Effects of childhood fears linger even in adulthood

A study has found that people have "residual anxiety" from watching horror movies and television programmes with disturbing content


As a child, I watched a television program where a young boy disappeared in a closet, and to this day, I’m still wary when hanging up my clothes. I’m not the only one whose irrational childhood fear lasted well into adulthood — a 1999 study found that people have “residual anxiety” from watching horror movies and television programs with disturbing content during childhood and adolescence. In a new follow-up study, the researchers found that increased media exposure, including social media and television streaming, has further exposed today’s youth to even more frightening stimuli.

The study found that most of our childhood fears have similar themes, whether they maybe blood and injury, or ‘supernatural monsters’ such as zombies and aliens. The cause of the fears was expected, but the consequences were not. A total of 39 per cent of participants said effects from the childhood fright lasted years later, and affected normal behaviours such as sleeping and eating. Another 58 per cent claimed to suffer from anxiety due to their fears, and 18 per cent reported a fear of dying directly linked to the childhood stimuli, according to a statement from the University of Michigan.

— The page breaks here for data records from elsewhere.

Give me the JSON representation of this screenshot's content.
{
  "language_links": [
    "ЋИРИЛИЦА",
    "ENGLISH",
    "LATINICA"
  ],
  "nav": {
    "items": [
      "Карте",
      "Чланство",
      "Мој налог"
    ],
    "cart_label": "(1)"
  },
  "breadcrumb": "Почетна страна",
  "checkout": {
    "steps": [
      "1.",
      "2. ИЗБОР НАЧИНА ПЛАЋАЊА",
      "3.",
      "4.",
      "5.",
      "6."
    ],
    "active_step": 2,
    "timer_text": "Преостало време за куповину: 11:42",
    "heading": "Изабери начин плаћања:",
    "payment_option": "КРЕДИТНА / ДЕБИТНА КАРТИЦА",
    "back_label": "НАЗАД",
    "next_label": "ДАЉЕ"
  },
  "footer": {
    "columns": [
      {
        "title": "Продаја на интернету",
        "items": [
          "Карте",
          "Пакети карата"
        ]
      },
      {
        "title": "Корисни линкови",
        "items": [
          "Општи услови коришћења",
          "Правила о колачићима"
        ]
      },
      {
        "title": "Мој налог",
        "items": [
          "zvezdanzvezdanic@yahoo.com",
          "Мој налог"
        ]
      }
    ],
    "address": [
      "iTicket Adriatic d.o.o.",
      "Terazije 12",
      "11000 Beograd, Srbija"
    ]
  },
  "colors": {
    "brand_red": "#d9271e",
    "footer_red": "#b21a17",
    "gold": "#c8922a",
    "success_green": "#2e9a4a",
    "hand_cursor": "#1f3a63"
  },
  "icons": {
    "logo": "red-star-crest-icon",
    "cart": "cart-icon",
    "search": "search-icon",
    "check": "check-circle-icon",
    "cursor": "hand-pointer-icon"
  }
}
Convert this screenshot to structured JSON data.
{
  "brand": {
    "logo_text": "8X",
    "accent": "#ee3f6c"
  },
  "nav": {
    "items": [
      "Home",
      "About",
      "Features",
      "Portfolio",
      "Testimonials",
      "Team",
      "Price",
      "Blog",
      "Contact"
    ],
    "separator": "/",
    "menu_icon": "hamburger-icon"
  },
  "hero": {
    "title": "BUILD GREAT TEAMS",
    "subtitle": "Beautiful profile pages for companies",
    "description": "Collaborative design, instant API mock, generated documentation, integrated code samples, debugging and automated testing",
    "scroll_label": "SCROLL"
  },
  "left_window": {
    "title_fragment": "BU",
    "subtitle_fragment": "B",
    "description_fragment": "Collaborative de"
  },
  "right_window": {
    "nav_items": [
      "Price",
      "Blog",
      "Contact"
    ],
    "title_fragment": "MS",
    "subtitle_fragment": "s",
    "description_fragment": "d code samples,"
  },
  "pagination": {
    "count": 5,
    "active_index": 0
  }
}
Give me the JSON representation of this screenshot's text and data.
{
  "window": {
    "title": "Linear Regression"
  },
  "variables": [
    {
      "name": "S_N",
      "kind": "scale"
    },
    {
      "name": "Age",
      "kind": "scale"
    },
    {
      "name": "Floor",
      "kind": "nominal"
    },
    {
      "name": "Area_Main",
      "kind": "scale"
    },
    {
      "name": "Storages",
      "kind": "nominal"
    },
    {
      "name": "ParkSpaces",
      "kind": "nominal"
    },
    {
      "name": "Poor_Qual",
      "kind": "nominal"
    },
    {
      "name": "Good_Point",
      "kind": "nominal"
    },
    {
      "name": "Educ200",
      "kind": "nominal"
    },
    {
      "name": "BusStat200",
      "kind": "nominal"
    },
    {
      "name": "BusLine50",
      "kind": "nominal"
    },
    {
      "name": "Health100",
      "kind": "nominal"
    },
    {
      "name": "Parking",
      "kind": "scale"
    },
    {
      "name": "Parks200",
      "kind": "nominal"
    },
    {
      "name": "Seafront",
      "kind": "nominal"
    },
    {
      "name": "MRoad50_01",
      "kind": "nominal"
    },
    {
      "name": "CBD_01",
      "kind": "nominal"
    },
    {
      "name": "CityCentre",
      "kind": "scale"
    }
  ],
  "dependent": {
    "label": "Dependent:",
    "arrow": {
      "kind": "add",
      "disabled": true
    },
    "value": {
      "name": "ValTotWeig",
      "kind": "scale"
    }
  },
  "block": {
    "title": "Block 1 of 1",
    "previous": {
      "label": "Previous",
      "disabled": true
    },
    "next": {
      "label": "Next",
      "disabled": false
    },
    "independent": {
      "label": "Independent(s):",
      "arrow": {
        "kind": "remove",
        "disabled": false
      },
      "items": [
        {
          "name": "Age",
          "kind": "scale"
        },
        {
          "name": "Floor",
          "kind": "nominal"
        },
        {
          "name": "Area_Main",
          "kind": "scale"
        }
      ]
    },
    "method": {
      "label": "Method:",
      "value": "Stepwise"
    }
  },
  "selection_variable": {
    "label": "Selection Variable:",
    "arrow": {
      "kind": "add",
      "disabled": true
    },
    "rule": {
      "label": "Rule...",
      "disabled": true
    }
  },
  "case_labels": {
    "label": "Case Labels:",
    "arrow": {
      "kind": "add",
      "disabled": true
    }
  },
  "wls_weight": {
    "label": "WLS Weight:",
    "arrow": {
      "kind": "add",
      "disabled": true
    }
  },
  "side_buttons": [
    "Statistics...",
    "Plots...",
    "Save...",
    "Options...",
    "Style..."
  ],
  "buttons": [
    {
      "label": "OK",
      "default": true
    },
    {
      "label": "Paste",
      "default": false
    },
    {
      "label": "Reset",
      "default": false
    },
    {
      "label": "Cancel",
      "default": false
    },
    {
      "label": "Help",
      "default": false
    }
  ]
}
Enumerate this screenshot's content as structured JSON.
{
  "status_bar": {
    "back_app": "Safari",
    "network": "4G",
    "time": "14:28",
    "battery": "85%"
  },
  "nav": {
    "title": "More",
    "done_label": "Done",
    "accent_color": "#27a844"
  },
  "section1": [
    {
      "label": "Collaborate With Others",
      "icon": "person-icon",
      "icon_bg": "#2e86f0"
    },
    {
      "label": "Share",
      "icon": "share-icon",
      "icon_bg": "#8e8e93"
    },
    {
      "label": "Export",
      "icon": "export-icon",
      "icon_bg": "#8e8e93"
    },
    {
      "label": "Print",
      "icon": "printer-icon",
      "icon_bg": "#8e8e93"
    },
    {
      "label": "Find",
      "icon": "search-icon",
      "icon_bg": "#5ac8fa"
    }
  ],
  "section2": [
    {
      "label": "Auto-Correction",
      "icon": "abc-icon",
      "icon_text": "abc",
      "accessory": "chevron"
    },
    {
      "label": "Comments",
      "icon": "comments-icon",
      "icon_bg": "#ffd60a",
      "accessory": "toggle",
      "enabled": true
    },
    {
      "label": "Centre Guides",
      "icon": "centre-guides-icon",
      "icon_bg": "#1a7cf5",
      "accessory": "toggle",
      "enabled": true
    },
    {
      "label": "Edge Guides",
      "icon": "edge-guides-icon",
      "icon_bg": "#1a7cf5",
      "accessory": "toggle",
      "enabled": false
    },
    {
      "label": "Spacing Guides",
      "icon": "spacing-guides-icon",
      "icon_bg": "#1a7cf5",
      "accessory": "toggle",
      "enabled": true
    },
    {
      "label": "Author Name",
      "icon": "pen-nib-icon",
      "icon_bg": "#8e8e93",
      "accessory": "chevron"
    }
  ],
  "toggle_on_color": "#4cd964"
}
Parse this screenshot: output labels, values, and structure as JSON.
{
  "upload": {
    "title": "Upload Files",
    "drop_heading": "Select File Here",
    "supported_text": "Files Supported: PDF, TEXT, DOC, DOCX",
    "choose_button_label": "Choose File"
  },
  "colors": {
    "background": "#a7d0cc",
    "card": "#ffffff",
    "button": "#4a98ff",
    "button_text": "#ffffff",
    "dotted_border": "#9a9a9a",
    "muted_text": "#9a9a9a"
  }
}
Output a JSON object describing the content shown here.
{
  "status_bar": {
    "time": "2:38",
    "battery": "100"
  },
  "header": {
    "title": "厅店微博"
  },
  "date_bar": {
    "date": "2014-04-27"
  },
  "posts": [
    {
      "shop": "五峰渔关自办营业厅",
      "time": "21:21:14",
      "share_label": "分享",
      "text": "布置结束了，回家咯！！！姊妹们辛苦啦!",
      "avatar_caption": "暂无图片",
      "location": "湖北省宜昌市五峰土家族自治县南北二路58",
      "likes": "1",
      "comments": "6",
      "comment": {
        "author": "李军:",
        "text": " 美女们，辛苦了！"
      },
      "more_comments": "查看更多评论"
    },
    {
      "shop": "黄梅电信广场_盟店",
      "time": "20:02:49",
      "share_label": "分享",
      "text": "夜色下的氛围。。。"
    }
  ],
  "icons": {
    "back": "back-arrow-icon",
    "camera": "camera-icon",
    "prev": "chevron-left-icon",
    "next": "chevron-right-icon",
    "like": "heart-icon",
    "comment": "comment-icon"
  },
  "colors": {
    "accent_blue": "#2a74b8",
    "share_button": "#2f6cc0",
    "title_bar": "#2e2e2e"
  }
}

However, when the same participants were asked about fearful stimuli they viewed in adulthood, such as the terrorist attacks on the World Trade Centre’s in 2001, the reactions were far less severe, despite the terror being based on real-life events. According to the researchers, this may be due to the defence mechanisms we learn in adolescence to protect us from such frightening events.

‘Adolescents and adults are better able to use logic and reasoning to cope with their fright responses, while children must rely on behaviours such as avoiding the frightening stimuli or seeking physical comfort,’ explained study co-author, Kristen Harrison, U-M professor of communication studies and director of the Media Psychology Program at the Institute for Social Research, in a recent statement.

However, this raised an additional concern for the researchers: Due to advances in technology and media, children today have many more opportunities to be exposed to potentially damaging frights. While a little fear is nothing to worry about and is actually a sign of a healthy survival instinct, when these fears become irrational phobias, they can have serious effects on someone’s quality of life. For example, some fears can cause people to completely rearrange their lives in order to avoid the object or experience at the source of their phobia, The Mayo Clinic reported. In extreme cases, these phobias could even lead to depression, mood disorders, social isolation, and contemplations of suicide.

Source: Medical Daily